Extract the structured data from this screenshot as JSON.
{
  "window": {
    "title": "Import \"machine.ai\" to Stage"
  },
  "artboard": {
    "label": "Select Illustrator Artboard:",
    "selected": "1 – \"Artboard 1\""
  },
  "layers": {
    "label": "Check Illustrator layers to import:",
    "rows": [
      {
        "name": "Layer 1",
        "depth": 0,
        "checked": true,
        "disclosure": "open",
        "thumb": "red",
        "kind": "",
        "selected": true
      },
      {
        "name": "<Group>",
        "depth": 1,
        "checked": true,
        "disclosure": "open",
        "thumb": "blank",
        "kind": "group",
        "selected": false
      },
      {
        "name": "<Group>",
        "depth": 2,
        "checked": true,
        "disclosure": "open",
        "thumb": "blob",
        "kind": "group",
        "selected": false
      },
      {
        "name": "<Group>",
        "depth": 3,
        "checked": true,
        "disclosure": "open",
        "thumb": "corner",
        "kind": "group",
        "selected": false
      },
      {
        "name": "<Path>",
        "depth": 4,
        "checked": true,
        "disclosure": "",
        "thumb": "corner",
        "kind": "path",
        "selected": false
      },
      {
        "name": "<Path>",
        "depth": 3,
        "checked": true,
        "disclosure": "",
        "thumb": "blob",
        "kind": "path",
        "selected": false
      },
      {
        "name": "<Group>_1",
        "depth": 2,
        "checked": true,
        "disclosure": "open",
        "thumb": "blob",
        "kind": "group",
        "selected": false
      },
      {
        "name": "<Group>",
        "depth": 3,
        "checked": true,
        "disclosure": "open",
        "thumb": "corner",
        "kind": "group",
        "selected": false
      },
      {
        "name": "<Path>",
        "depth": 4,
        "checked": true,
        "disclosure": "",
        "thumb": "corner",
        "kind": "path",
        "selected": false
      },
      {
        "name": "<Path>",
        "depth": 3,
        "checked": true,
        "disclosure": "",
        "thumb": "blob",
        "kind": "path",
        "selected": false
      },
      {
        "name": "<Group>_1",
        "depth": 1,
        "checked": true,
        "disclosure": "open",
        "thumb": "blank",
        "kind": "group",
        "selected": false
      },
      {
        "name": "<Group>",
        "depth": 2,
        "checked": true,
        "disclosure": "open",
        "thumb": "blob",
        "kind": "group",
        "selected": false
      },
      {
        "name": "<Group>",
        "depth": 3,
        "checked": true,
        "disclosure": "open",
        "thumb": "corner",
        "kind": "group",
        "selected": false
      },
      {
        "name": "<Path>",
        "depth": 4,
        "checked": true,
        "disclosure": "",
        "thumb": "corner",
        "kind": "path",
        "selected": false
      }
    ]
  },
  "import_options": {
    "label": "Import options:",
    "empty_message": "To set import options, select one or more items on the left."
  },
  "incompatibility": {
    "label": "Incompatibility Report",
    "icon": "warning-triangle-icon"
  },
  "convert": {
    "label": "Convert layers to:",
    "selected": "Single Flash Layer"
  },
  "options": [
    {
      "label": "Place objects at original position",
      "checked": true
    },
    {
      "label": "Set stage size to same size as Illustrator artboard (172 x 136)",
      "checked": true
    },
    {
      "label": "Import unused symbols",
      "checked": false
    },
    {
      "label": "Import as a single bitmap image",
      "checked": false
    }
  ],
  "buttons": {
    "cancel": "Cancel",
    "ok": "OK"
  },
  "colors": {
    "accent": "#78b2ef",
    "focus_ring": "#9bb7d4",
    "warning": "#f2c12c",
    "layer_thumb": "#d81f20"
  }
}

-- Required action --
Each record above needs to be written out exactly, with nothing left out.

-- Expected answer --
Extract the structured data from this screenshot as JSON.
{
  "window": {
    "title": "Import \"machine.ai\" to Stage"
  },
  "artboard": {
    "label": "Select Illustrator Artboard:",
    "selected": "1 – \"Artboard 1\""
  },
  "layers": {
    "label": "Check Illustrator layers to import:",
    "rows": [
      {
        "name": "Layer 1",
        "depth": 0,
        "checked": true,
        "disclosure": "open",
        "thumb": "red",
        "kind": "",
        "selected": true
      },
      {
        "name": "<Group>",
        "depth": 1,
        "checked": true,
        "disclosure": "open",
        "thumb": "blank",
        "kind": "group",
        "selected": false
      },
      {
        "name": "<Group>",
        "depth": 2,
        "checked": true,
        "disclosure": "open",
        "thumb": "blob",
        "kind": "group",
        "selected": false
      },
      {
        "name": "<Group>",
        "depth": 3,
        "checked": true,
        "disclosure": "open",
        "thumb": "corner",
        "kind": "group",
        "selected": false
      },
      {
        "name": "<Path>",
        "depth": 4,
        "checked": true,
        "disclosure": "",
        "thumb": "corner",
        "kind": "path",
        "selected": false
      },
      {
        "name": "<Path>",
        "depth": 3,
        "checked": true,
        "disclosure": "",
        "thumb": "blob",
        "kind": "path",
        "selected": false
      },
      {
        "name": "<Group>_1",
        "depth": 2,
        "checked": true,
        "disclosure": "open",
        "thumb": "blob",
        "kind": "group",
        "selected": false
      },
      {
        "name": "<Group>",
        "depth": 3,
        "checked": true,
        "disclosure": "open",
        "thumb": "corner",
        "kind": "group",
        "selected": false
      },
      {
        "name": "<Path>",
        "depth": 4,
        "checked": true,
        "disclosure": "",
        "thumb": "corner",
        "kind": "path",
        "selected": false
      },
      {
        "name": "<Path>",
        "depth": 3,
        "checked": true,
        "disclosure": "",
        "thumb": "blob",
        "kind": "path",
        "selected": false
      },
      {
        "name": "<Group>_1",
        "depth": 1,
        "checked": true,
        "disclosure": "open",
        "thumb": "blank",
        "kind": "group",
        "selected": false
      },
      {
        "name": "<Group>",
        "depth": 2,
        "checked": true,
        "disclosure": "open",
        "thumb": "blob",
        "kind": "group",
        "selected": false
      },
      {
        "name": "<Group>",
        "depth": 3,
        "checked": true,
        "disclosure": "open",
        "thumb": "corner",
        "kind": "group",
        "selected": false
      },
      {
        "name": "<Path>",
        "depth": 4,
        "checked": true,
        "disclosure": "",
        "thumb": "corner",
        "kind": "path",
        "selected": false
      }
    ]
  },
  "import_options": {
    "label": "Import options:",
    "empty_message": "To set import options, select one or more items on the left."
  },
  "incompatibility": {
    "label": "Incompatibility Report",
    "icon": "warning-triangle-icon"
  },
  "convert": {
    "label": "Convert layers to:",
    "selected": "Single Flash Layer"
  },
  "options": [
    {
      "label": "Place objects at original position",
      "checked": true
    },
    {
      "label": "Set stage size to same size as Illustrator artboard (172 x 136)",
      "checked": true
    },
    {
      "label": "Import unused symbols",
      "checked": false
    },
    {
      "label": "Import as a single bitmap image",
      "checked": false
    }
  ],
  "buttons": {
    "cancel": "Cancel",
    "ok": "OK"
  },
  "colors": {
    "accent": "#78b2ef",
    "focus_ring": "#9bb7d4",
    "warning": "#f2c12c",
    "layer_thumb": "#d81f20"
  }
}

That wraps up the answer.